◆ Description of the task ◆
Whenever a line in the listing contains "text", copy that line.

◆ Input data ◆
╭──

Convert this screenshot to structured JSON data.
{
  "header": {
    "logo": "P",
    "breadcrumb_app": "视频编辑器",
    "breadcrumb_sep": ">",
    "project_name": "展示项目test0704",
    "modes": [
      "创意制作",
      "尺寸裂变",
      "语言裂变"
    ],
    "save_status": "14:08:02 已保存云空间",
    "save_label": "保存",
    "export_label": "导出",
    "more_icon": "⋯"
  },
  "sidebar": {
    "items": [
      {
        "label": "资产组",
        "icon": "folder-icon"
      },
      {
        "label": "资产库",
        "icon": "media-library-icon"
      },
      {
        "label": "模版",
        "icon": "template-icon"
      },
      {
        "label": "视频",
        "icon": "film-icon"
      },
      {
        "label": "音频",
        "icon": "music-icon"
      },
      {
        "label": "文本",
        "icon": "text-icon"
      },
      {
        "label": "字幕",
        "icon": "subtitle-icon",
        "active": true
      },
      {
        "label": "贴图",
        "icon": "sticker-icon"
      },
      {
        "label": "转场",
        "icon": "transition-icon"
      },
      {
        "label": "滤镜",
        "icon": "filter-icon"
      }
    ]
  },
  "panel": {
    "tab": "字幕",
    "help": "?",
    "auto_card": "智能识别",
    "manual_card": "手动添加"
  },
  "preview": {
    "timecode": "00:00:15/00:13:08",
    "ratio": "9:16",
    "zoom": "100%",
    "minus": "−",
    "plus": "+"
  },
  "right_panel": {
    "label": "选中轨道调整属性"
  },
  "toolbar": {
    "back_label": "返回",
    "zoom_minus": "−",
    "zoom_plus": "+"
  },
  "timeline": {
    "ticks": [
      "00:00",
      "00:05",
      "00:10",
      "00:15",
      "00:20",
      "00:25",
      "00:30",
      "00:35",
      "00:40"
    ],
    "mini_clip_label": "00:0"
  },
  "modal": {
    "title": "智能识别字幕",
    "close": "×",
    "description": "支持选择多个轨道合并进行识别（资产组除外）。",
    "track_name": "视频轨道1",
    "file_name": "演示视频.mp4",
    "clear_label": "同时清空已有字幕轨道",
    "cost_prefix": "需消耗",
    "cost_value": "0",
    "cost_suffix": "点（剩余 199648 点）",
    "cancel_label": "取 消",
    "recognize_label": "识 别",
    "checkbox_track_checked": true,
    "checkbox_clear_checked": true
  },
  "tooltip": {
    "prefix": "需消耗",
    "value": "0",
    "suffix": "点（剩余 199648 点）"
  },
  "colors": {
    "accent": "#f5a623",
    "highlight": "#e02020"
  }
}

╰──
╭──

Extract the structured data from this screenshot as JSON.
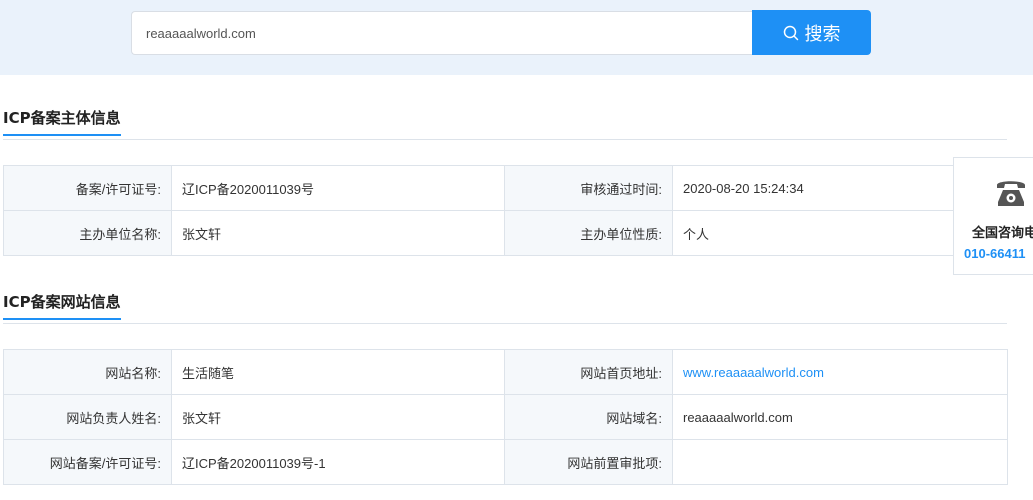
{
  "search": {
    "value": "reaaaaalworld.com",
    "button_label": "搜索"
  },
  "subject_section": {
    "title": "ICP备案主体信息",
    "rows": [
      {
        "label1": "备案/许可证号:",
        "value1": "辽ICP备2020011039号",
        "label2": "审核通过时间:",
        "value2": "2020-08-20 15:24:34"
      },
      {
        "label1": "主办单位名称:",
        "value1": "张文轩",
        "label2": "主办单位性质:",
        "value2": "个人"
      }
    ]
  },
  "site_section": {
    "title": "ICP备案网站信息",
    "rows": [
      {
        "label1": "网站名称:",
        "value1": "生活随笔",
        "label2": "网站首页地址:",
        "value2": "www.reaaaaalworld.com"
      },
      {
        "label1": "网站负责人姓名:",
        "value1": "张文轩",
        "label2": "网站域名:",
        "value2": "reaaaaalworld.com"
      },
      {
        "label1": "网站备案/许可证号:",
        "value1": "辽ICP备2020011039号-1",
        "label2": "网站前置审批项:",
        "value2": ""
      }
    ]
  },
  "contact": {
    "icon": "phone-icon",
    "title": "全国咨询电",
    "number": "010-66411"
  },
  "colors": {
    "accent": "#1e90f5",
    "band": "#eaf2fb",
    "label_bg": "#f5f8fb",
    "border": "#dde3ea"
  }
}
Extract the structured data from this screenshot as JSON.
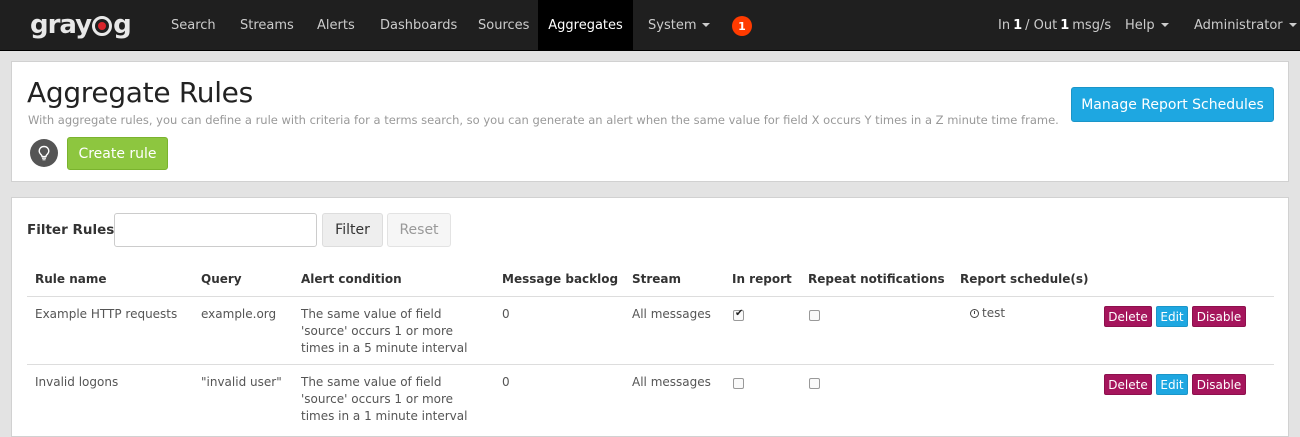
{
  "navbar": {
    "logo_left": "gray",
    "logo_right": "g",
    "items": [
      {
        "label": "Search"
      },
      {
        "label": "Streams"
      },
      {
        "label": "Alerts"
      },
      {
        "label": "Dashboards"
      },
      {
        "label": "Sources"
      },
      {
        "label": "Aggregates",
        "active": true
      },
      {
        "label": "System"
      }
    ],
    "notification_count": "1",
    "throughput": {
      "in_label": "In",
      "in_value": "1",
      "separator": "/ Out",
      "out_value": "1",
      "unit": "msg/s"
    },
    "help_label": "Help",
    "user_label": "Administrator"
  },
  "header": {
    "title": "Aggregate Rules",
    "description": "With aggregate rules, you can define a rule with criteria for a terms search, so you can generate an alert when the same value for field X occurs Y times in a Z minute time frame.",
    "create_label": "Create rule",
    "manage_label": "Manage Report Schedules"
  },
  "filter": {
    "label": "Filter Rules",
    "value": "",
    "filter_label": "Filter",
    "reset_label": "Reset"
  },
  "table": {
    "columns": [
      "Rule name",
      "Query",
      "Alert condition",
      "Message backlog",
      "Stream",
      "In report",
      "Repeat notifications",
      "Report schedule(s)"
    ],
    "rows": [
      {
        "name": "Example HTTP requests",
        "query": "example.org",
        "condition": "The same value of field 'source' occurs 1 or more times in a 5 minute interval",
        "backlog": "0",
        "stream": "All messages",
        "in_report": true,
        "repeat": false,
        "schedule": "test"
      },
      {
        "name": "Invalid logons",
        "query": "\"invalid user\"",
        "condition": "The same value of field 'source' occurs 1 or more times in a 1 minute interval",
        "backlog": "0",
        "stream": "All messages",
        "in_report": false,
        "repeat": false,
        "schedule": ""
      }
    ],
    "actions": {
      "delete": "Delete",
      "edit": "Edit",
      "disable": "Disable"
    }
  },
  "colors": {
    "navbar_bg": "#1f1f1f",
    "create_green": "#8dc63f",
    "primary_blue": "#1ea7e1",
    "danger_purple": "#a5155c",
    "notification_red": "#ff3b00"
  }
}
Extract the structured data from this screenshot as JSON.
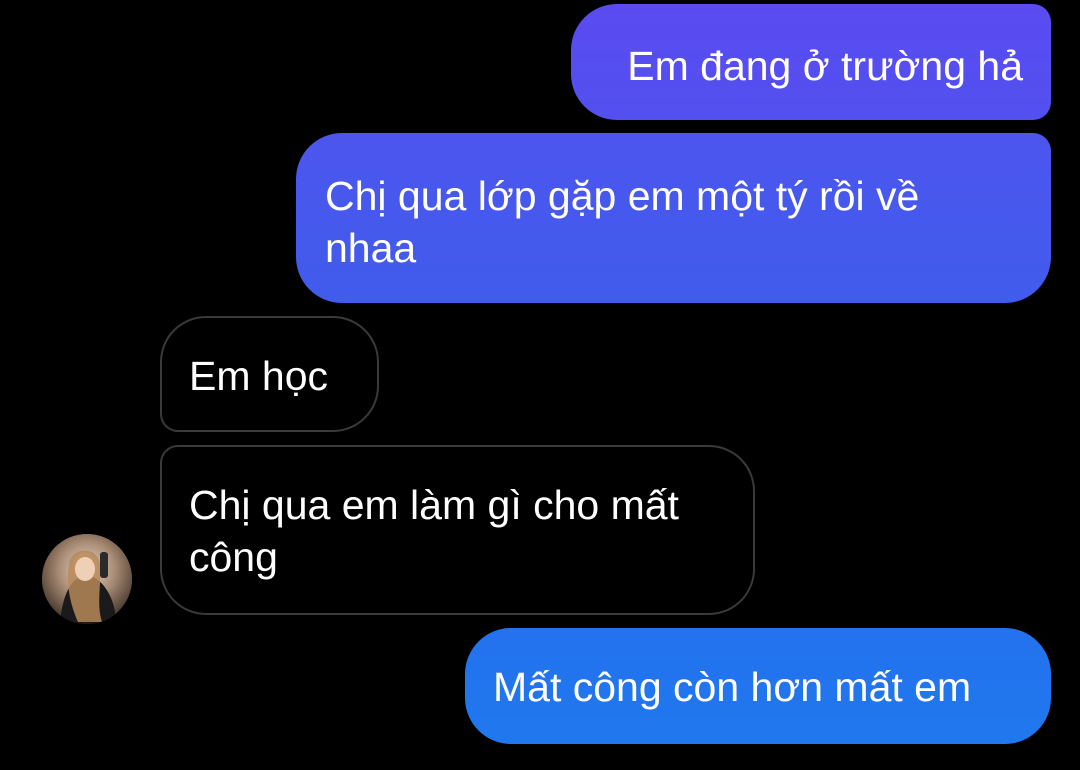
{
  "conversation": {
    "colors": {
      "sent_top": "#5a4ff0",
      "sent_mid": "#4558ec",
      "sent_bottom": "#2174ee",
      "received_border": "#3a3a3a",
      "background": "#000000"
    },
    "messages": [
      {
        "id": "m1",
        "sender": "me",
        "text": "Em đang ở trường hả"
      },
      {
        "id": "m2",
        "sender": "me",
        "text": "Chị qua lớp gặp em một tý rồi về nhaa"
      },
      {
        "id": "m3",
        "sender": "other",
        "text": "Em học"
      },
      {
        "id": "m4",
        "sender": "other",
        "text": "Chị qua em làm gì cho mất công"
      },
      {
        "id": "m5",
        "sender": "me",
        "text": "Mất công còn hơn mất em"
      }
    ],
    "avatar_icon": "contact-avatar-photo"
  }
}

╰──

◆ Result of the task ◆
        "icon": "text-icon"
        "text": "Em đang ở trường hả"
        "text": "Chị qua lớp gặp em một tý rồi về nhaa"
        "text": "Em học"
        "text": "Chị qua em làm gì cho mất công"
        "text": "Mất công còn hơn mất em"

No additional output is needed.